Sunday, March 5, 2017

A Winter Walk in Maine vs. England


Between sabbaticals to Japan and England, my husband and I returned home for the holidays to see our family. We have a tradition of welcoming the New Year at Popham Beach. This three mile state park is a half an hour drive from our house in midcoast Maine.


The easiest place for a winter walk in Maine is a beach since the tide washes away the ice and snow.


Our family motto is: There is no such thing as bad weather, just bad clothing. L.L. Bean started in Maine for a good reason. My blue Bean coat is perfect for subfreezing, windy days and has lasted since college. The company is a big local employer, especially of African immigrants.


It was hard to say who was happier to be back at Popham: our daughter or our dog.


Dogs are only allowed at Popham State Park offseason. We had to leash Scout to keep her out of the frigid sea. For most of our walk, we had the beach to ourselves.


As a photographer, I'm drawn to the winter light and empty landscapes.


The days are short this far up north, but the colors are intense.


Sunset is my favorite time at the shore, despite the chill.


Even the dune grass seemed to shiver in the wind.


Only in winter do you see such dramatic sunsets.


We stayed until the sun had burnt down to embers.


A week after the Popham walk, Henry and I flew to England, where the temperature rarely drops below freezing. University Parks is a fifteen minute walk from our sabbatical home in Oxford.


The crocuses and snowdrops were at peak bloom on February 20th, two months earlier than Maine.


As much as I'm enjoying an early spring, I miss skiing out our back door and the winter light. Most days in England are overcast and often wet.

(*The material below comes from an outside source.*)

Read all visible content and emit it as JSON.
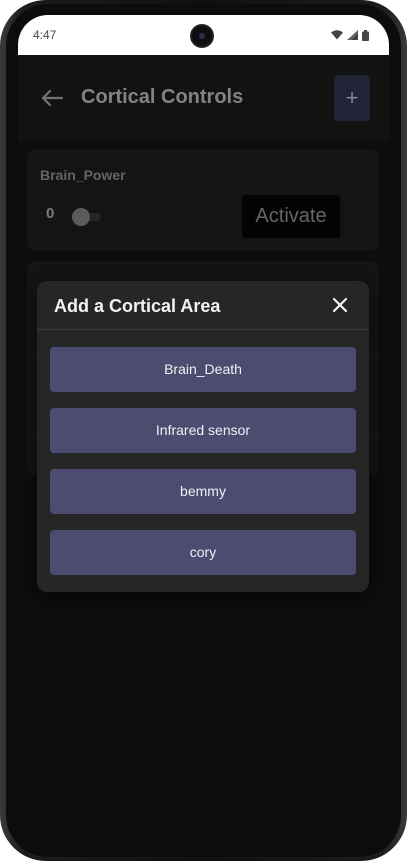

Still, it's good writing weather so I'm making good progress on my novels. I brought waterproof layers and boots. A winter walk is always welcome.

Blogwatch: this post is part of Les @A Tidewater Gardener's annual Winter Walk Off.